Findings

The statistical results demonstrated that negative emotions were negatively associated with deep-acting and three forms of emotional labor did not significantly affect followers’ perception about leaders’ authenticity. This study also demonstrated that surface-acting is not significantly associated with leaders’ self-perceived authenticity, but genuine-acting and deep-acting were negatively associated with leaders’ self-perceived authenticity.

Research Limitations/Implications

This study also offers certain implications for policing officials for improve authentic behavior through daily emotional displays in policing organizations.

Practical Implications

This study offers some practical implications for policing officials about emotion regulation strategies during policing practices with respect to the authentic sense of the leaders as well as the followers.

Originality/Value

This study offers an insight about how emotional labor affects the perceptions of policing officers about the authenticity of their leaders in the context of traffic police.

Details

Emotions and Leadership
Type: Book
ISBN: 978-1-83867-202-7

Keywords

To view the access options for this content please click here
Book part
Publication date: 29 July 2011

Gang Wang, Scott E. Seibert and Terry L. Boles

The purpose of the current chapter is to meta-analytically examine the nomological network around emotional labor. The results show that negative display rules, high level…

Abstract

The purpose of the current chapter is to meta-analytically examine the nomological network around emotional labor. The results show that negative display rules, high level of job demand, frequent contacts with customers, and lack of autonomy and social support are significantly related to surface acting, whereas display rules, opportunities to display various emotions, and frequent, intensive, and long time contacts with customers are significantly related to deep acting. Further, people high on negative affectivity and neuroticism are more likely to surface act, whereas people high on positive affectivity and extraversion are more likely to deep act. In addition, surface acting is mainly associated with undesirable work outcomes, whereas deep acting is mainly related to desirable work outcomes.

Details

What Have We Learned? Ten Years On
Type: Book
ISBN: 978-1-78052-208-1

To view the access options for this content please click here
Article
Publication date: 26 February 2021

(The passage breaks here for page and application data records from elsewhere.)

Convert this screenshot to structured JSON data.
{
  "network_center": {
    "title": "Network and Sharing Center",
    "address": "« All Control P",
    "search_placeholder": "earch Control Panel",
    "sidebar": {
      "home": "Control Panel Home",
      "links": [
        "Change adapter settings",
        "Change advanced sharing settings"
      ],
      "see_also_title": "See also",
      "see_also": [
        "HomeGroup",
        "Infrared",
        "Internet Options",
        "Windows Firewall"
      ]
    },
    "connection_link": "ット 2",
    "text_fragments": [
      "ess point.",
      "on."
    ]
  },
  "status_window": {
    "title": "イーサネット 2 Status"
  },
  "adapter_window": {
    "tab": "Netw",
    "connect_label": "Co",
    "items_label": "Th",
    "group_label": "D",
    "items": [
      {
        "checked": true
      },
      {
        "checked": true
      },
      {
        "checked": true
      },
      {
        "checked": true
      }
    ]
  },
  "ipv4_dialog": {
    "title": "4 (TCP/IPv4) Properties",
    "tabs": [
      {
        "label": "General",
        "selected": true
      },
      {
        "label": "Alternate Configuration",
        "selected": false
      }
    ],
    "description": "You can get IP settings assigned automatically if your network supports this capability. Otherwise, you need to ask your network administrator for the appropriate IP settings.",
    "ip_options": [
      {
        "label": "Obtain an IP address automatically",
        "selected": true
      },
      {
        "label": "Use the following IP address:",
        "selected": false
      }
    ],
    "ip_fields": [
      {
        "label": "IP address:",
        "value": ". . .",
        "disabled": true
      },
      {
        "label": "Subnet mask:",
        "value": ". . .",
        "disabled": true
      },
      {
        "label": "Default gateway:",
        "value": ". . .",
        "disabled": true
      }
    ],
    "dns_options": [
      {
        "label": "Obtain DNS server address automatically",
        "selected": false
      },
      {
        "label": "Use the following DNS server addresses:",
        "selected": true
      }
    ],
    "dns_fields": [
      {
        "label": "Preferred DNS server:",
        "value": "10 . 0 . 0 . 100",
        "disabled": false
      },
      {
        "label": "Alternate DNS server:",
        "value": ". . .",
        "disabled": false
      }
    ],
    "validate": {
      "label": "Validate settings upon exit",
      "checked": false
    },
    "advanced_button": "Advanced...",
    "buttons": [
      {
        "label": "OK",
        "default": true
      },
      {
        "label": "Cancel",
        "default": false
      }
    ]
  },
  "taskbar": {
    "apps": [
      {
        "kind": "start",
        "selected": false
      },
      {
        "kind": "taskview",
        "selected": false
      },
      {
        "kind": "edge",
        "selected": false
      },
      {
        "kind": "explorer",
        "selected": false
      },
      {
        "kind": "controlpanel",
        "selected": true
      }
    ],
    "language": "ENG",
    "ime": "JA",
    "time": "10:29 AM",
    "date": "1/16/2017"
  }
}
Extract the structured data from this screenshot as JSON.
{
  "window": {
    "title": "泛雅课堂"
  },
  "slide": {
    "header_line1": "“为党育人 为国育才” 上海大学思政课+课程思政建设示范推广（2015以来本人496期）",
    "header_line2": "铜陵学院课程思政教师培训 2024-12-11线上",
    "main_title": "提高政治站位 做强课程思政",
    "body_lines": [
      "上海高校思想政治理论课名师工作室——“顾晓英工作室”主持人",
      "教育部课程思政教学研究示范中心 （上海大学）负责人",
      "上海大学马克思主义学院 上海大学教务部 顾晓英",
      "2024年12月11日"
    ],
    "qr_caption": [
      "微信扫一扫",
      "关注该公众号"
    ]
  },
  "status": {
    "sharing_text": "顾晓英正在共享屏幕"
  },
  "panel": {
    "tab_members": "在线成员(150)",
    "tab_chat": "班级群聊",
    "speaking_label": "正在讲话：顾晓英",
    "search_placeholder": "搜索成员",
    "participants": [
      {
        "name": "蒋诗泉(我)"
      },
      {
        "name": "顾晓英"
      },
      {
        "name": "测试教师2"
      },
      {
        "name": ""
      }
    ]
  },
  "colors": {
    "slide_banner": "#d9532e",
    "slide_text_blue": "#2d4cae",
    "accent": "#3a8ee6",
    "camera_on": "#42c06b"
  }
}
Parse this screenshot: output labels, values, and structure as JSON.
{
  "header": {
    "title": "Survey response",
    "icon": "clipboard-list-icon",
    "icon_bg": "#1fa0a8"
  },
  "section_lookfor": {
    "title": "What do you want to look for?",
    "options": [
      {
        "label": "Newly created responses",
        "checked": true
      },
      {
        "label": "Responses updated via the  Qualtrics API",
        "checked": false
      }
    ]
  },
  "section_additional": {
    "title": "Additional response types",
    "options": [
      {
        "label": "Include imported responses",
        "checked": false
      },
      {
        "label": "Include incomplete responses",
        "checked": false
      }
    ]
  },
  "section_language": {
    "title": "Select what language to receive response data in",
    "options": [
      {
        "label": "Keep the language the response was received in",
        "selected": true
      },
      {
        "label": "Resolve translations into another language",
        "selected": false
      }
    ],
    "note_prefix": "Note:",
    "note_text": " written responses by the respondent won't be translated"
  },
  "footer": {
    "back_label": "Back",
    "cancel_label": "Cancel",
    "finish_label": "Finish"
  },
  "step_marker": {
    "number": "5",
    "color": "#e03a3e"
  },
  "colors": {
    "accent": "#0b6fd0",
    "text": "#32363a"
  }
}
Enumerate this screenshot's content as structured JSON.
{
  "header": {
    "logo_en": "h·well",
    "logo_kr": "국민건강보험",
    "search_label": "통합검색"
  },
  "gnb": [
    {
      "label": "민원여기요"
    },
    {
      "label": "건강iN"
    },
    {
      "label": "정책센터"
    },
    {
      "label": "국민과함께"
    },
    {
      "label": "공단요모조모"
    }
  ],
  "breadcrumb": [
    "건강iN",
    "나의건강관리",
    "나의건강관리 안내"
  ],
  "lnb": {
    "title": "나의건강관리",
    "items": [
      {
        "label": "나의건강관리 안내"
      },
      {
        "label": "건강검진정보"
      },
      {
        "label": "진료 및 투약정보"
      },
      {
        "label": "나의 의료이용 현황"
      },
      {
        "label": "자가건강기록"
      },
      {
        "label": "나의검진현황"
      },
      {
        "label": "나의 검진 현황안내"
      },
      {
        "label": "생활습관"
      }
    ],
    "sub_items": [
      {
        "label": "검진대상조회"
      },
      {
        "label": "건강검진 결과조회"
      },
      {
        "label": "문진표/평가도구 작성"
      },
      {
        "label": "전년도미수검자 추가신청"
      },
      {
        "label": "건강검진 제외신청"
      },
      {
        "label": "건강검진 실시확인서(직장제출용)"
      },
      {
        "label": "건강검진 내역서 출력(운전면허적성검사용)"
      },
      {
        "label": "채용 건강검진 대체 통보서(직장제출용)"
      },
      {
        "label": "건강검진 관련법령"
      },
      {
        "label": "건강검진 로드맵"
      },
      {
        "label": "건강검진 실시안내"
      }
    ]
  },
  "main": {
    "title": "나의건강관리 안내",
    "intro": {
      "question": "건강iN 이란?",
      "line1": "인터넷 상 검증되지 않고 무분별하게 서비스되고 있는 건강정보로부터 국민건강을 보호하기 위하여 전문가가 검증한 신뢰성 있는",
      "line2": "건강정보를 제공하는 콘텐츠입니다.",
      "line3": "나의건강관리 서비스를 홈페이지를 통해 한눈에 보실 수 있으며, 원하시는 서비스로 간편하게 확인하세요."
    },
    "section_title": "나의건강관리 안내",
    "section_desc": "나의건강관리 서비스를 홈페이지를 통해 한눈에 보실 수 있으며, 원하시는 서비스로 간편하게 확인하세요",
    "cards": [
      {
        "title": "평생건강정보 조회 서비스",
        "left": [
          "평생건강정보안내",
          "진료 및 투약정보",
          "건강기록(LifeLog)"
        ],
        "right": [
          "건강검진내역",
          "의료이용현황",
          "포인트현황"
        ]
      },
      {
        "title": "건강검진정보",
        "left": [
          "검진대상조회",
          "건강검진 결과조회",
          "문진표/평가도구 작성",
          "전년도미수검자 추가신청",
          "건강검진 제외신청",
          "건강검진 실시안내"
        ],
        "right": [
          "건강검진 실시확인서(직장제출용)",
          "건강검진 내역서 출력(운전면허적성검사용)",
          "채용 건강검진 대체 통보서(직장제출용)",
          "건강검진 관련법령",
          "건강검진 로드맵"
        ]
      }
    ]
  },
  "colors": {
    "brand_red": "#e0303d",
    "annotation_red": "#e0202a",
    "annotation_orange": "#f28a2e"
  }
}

I-An Wang, Szu-Yin Lin, Yeong-Shyang Chen and Shou-Tsung Wu

The purpose of the study is to empirically test and explore the influences of abusive supervision on subordinates' job satisfaction and mental health. Specifically, the…

Abstract

Purpose

The purpose of the study is to empirically test and explore the influences of abusive supervision on subordinates' job satisfaction and mental health. Specifically, the authors focus on the mediation effects of emotional labor and compare the discrepancies between surface acting and deep acting.

Design/methodology/approach

Time-lagged data were obtained from 239 employees in the hospitality industry in Taiwan. The hypothesized model was tested using structural equation modeling with Mplus 7.4.

Findings

Results showed that abusive supervision is not only negatively related to employees' job satisfaction and mental health but also positively associated with employee surface acting and negatively associated with deep acting. For mediating effects, surface acting mediates the relationships between abusive supervision and employee job satisfaction, while deep acting mediates the relationship between abusive supervision and mental health.

Practical implications

Abusive supervision is detrimental; it should be reduced in the workplace. Also, frontline employees can be provided with training programs to improve their deep acting strategies, which lead to better job satisfaction and mental health.

Originality/value

This research is among the first to examine the link between abusive supervision and both employee job satisfaction and mental health in the hospitality industry and extends the authors’ knowledge by demonstrating the mediating effects of surface acting and deep acting.

Details

Personnel Review, vol. ahead-of-print no. ahead-of-print
Type: Research Article
ISSN: 0048-3486

Keywords

1 – 10 of over 180000